Refer Fig. 52. In a D.C. motor when the armature rotates, the conductors on it cut the lines of force of magnetic field in which they revolve, so that an e.m.f is induced in the armature as in a generator. The induced e.m.f. acts in opposition to the current in the machine and, therefore, to the applied voltage, so that it is customary to refer to this voltage as the ‘back e.m.f:’ That this is so can be deduced by Lenz’s law, which states that the direction of an induced e.m.f. is such as to oppose the change causing it, which is, of course, the applied voltage.
The magnitude of the back or counter e.m.f. can be calculated by using formula for the induced e.m.f. in a generator, and it is important in the case of the motor, to appreciate that this is proportional to the product of the flux and the speed. Thus if Eb denotes the back e.m.f., the flux and N the speed, we may write,
Eb = k ɸ N
Fig. 52. Motoring operation.
The value of back e.m.f. (Eb) is always less than the applied voltage, although difference is small when the machine is running under normal conditions. It is the difference between these two quantities which actually drives current through the resistance of the armature circuit.
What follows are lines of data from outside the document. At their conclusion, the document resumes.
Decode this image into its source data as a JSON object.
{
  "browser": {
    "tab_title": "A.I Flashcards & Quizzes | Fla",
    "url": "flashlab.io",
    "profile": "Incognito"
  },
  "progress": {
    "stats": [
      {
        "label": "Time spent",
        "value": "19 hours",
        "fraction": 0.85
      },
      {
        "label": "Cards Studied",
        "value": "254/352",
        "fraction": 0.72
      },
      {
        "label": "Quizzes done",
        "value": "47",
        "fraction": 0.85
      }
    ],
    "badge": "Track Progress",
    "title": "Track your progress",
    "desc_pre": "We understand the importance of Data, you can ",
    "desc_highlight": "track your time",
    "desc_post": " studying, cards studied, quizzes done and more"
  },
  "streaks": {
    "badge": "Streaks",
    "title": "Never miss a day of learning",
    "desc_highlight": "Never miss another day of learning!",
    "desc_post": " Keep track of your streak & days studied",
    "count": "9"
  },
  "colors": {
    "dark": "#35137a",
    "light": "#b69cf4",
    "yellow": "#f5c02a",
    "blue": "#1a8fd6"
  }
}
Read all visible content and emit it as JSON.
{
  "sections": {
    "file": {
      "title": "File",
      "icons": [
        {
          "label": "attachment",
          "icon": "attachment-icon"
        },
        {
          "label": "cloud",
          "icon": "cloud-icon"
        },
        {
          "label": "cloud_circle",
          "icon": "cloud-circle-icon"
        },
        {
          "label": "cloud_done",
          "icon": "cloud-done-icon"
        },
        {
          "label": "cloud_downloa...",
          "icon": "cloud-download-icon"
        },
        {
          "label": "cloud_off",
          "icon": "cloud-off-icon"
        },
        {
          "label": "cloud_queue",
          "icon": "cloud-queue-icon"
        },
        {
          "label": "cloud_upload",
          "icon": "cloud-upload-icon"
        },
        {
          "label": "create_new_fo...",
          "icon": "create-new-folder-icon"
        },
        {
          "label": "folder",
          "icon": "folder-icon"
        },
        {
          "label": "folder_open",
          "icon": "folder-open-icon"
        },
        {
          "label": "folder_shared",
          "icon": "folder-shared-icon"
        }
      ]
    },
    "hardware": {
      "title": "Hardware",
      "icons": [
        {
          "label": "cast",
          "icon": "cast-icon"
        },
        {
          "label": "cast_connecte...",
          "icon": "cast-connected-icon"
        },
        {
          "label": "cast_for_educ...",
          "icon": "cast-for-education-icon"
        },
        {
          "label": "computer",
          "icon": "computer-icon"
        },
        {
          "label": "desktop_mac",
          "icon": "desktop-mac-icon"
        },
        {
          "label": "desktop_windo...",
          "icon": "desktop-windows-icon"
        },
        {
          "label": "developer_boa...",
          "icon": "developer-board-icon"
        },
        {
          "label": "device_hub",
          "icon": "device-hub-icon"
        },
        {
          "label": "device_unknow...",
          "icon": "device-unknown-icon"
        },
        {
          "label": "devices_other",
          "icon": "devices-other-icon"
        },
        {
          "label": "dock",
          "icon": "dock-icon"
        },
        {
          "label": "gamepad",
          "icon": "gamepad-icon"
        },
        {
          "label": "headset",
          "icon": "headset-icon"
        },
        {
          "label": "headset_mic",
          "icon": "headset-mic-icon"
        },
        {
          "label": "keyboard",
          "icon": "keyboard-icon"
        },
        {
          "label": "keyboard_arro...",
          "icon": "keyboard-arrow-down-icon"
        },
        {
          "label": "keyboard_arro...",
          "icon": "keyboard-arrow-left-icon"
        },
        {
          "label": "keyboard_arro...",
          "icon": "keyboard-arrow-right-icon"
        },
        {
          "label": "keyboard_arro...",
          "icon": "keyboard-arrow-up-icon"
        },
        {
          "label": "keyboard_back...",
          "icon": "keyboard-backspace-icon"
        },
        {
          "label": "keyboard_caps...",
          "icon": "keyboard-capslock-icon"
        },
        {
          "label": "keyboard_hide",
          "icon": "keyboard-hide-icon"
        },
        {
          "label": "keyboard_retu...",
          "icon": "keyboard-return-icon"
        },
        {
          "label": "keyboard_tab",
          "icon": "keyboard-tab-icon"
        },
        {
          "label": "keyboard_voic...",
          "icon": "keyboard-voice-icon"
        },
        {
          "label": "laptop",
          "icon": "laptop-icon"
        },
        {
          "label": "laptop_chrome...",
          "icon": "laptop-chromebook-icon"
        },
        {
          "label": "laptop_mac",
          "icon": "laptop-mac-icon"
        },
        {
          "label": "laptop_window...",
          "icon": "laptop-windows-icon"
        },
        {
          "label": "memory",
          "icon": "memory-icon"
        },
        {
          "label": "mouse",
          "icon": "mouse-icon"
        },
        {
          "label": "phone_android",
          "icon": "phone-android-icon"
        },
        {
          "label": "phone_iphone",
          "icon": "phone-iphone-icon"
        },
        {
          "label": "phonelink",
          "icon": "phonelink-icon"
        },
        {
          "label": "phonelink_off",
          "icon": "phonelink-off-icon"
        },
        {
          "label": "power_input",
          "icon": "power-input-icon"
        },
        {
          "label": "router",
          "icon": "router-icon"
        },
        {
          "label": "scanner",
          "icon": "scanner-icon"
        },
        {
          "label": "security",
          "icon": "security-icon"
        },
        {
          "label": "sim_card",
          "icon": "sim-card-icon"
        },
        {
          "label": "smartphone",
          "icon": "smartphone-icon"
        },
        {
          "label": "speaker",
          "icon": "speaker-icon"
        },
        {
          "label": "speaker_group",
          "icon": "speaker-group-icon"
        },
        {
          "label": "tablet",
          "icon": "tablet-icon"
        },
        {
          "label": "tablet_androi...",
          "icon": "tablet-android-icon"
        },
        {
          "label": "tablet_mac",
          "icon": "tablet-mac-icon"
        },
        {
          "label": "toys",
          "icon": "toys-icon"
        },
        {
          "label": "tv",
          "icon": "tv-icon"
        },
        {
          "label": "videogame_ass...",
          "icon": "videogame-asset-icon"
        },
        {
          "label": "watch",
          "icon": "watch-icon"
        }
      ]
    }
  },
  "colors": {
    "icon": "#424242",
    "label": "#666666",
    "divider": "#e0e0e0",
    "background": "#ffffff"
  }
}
If this resistance is represented by Ra, the back e.m.f. by Eb and the applied voltage by V, then we have
V = Eb + IaRa
where Ia is the current in the armature circuit.